The white man frisbees his books onto the bed, glides towards him, and shakes his hand. "Enoch Root," he says. "It’s a pleasure to meet you in person, Randy." His voice is unmistakably that of Pontifex—
Randy freezes up for a long time, like a man who has just realized that a colossal practical joke is being played on him, but doesn’t know just how colossal it is, or what to do about it. Enoch Root sees that Randy is paralyzed, and steps smoothly into the gap. He flexes the deck of cards in one hand and shoots them across to the other; the queue of airborne cards just hangs there between his hands for a moment, like an accordion. "Not as versatile as ETC cards, but surprisingly useful," he muses. "With any luck, Randy, you and I can make a bridge—as long as you are just standing there pontificating anyway."
"Make a bridge?" Randy echoes, feeling and probably sounding rather stupid.
"I’m sorry, my English is a bit rusty—I meant bridge as in a card game. Are you familiar with it?"
"Bridge? No. But I thought it took four people."
"I have come up with a version that is played by two. I only hope this deck is complete—the game requires fifty-four cards."
"Fifty-four," Randy muses. "Is your game anything like Pontifex?"
"One and the same."
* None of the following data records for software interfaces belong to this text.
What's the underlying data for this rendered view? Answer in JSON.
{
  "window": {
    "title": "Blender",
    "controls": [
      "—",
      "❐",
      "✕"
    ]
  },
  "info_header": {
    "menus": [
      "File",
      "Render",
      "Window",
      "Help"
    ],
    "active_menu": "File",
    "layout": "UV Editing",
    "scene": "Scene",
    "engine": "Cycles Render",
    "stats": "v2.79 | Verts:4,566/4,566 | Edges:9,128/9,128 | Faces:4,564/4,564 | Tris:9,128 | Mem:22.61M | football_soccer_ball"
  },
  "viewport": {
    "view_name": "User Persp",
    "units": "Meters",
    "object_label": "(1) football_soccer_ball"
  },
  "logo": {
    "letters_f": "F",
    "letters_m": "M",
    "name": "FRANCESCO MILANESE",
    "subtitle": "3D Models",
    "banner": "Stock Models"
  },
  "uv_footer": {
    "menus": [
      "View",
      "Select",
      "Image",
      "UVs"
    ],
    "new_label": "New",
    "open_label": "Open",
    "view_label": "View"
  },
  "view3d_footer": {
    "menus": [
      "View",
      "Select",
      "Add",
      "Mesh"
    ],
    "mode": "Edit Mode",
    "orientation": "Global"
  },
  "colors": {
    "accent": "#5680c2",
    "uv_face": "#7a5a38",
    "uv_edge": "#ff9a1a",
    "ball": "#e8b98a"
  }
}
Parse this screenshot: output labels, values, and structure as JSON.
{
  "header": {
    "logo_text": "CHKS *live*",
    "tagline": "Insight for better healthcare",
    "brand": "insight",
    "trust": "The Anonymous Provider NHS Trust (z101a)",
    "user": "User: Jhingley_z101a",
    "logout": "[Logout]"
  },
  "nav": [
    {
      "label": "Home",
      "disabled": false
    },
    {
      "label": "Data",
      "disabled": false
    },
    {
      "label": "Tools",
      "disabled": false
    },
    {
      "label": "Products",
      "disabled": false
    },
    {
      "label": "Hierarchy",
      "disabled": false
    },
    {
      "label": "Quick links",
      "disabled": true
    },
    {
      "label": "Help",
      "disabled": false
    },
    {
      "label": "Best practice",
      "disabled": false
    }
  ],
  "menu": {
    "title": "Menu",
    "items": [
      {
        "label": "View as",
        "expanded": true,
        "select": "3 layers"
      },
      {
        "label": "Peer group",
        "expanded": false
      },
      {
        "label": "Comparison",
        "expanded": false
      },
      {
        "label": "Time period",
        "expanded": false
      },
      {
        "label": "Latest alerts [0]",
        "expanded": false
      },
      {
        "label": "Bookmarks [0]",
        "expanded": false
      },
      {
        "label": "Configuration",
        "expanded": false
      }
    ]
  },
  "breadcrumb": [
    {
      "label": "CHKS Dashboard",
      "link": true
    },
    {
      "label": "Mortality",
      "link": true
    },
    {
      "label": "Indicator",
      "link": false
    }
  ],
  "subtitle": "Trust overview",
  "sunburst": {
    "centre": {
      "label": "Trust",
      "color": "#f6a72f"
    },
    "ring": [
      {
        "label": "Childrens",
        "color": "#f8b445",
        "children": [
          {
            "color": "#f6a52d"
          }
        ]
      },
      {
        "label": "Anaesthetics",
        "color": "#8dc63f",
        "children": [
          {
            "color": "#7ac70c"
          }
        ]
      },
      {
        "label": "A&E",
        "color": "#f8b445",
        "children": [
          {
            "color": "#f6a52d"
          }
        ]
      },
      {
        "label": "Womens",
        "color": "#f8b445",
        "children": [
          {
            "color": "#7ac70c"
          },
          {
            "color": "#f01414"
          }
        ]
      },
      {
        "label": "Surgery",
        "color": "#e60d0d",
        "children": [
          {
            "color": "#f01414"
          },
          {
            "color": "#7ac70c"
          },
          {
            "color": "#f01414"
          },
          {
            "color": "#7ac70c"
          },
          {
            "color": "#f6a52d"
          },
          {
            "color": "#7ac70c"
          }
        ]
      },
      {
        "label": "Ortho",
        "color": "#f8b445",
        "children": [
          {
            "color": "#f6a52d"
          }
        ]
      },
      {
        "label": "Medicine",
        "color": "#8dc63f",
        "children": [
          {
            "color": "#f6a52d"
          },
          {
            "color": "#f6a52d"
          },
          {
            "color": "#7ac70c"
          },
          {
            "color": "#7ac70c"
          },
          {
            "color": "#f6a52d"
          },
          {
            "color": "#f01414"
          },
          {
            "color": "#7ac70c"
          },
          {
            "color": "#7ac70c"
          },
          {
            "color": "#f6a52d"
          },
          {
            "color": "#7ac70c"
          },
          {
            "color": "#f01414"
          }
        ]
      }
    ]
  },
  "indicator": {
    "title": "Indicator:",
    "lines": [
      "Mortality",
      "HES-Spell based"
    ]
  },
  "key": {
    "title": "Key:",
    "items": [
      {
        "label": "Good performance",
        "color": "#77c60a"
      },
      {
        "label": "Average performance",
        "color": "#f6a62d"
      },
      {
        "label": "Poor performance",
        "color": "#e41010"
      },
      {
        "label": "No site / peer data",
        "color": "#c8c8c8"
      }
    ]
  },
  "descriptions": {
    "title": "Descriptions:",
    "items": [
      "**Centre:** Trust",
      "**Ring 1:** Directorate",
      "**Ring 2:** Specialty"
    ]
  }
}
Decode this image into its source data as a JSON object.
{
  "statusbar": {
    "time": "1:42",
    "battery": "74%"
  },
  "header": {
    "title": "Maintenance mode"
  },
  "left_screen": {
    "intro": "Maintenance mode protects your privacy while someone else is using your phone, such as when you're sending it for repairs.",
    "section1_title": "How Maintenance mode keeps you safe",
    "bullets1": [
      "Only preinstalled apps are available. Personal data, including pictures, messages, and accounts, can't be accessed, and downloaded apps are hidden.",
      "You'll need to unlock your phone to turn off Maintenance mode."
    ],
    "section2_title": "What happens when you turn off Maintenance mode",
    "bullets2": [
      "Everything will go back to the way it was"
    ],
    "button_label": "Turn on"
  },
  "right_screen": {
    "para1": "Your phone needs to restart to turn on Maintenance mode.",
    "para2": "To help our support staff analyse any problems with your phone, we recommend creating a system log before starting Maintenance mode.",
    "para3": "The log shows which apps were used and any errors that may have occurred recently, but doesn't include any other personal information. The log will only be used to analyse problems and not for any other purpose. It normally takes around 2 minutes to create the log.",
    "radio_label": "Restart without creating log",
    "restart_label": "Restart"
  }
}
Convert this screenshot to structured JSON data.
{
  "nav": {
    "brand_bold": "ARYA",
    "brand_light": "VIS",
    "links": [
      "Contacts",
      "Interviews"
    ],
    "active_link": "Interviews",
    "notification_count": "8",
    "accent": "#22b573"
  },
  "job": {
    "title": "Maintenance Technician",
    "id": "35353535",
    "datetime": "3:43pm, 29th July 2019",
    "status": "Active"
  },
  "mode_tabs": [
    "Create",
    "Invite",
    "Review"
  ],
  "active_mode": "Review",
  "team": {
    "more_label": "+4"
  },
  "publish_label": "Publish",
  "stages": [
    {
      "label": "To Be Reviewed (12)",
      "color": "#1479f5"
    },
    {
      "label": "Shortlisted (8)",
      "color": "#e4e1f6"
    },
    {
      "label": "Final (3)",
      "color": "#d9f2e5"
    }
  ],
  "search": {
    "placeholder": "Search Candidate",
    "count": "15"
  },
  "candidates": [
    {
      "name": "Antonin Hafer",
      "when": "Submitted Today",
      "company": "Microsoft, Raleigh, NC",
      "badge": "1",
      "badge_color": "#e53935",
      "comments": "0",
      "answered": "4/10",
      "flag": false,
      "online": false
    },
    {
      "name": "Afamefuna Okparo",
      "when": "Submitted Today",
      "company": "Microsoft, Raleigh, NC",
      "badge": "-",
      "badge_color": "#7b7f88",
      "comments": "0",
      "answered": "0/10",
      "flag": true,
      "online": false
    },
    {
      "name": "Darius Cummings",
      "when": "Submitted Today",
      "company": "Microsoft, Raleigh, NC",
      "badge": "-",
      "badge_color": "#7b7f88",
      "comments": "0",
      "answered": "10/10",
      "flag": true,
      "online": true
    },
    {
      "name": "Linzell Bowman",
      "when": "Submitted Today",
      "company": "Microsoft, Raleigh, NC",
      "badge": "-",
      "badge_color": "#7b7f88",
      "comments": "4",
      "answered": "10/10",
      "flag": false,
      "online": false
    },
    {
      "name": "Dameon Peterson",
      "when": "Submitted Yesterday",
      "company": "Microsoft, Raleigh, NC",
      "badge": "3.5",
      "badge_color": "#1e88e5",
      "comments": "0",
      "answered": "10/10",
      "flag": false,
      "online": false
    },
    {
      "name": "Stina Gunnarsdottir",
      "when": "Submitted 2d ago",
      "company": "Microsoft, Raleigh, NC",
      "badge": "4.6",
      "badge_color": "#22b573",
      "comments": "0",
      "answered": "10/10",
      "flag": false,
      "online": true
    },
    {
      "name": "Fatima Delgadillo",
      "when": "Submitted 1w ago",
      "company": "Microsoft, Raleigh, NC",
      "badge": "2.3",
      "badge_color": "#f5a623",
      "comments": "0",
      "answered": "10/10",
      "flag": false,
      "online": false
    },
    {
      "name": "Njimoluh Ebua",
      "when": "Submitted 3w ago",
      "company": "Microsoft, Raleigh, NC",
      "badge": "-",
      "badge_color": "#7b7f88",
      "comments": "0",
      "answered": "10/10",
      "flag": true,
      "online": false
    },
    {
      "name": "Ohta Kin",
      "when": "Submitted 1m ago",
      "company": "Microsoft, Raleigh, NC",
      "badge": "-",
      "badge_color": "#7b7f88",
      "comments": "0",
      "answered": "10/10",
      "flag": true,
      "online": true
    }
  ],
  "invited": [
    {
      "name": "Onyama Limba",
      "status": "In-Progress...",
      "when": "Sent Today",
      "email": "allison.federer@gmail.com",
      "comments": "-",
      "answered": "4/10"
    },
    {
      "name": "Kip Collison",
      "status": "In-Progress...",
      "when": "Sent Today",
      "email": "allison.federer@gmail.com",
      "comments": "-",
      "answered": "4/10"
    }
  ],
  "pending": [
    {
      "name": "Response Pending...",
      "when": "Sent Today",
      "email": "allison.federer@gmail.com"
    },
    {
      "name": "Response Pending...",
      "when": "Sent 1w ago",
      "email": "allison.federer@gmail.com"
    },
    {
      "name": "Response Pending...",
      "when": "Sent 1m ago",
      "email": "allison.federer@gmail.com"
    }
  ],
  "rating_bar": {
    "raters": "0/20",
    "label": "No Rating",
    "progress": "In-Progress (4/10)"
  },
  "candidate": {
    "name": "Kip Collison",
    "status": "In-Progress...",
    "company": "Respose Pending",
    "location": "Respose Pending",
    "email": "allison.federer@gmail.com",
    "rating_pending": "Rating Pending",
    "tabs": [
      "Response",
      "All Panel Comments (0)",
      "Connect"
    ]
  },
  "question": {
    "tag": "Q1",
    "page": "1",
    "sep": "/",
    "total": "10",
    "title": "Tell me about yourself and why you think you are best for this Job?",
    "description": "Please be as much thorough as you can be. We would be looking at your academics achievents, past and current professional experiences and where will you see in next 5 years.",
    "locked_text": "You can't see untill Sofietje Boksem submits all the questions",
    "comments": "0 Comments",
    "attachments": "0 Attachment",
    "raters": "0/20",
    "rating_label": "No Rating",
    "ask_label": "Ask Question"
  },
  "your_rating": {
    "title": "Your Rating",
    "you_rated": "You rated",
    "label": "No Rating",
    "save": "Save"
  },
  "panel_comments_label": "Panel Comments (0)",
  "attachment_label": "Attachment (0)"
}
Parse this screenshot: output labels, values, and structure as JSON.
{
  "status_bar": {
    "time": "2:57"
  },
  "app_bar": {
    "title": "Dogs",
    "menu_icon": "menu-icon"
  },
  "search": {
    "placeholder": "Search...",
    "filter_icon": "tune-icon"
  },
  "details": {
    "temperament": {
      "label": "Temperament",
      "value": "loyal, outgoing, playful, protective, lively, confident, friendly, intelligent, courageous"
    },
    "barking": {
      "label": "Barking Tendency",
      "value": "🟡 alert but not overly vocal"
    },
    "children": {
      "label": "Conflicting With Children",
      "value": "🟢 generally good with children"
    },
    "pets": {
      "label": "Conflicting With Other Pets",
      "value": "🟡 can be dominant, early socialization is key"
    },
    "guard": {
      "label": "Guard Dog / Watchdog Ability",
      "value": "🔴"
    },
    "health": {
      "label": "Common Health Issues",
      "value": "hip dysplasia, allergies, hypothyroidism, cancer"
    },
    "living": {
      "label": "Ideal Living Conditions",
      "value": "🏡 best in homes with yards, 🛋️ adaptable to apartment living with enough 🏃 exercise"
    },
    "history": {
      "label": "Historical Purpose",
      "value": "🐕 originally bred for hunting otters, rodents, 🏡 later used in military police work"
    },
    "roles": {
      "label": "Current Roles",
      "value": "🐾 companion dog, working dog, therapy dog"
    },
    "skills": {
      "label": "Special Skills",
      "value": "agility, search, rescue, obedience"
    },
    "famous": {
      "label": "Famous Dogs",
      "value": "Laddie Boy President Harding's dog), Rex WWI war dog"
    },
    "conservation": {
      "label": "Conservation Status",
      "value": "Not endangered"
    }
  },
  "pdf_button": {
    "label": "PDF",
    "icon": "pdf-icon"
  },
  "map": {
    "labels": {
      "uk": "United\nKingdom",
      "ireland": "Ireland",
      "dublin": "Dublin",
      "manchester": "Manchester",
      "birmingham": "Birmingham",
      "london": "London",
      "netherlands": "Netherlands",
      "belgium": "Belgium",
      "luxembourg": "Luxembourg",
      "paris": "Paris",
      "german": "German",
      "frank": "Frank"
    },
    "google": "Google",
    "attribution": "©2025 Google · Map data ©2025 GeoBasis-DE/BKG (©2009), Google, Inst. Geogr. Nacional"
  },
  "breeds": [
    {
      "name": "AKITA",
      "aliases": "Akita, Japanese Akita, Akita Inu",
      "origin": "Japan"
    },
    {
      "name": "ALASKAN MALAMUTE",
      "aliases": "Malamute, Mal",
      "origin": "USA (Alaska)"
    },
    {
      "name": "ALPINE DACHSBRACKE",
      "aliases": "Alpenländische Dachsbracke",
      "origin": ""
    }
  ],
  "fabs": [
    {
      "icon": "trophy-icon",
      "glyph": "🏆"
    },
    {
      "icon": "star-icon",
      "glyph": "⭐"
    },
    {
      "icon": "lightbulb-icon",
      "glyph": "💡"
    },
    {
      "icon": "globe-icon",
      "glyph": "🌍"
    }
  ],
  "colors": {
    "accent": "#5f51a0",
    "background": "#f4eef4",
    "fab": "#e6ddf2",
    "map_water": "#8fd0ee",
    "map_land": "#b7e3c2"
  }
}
"I think I have the rules for Pontifex squirreled away on my hard drive somewhere," Randy says.
"Then let’s play," says Enoch Root.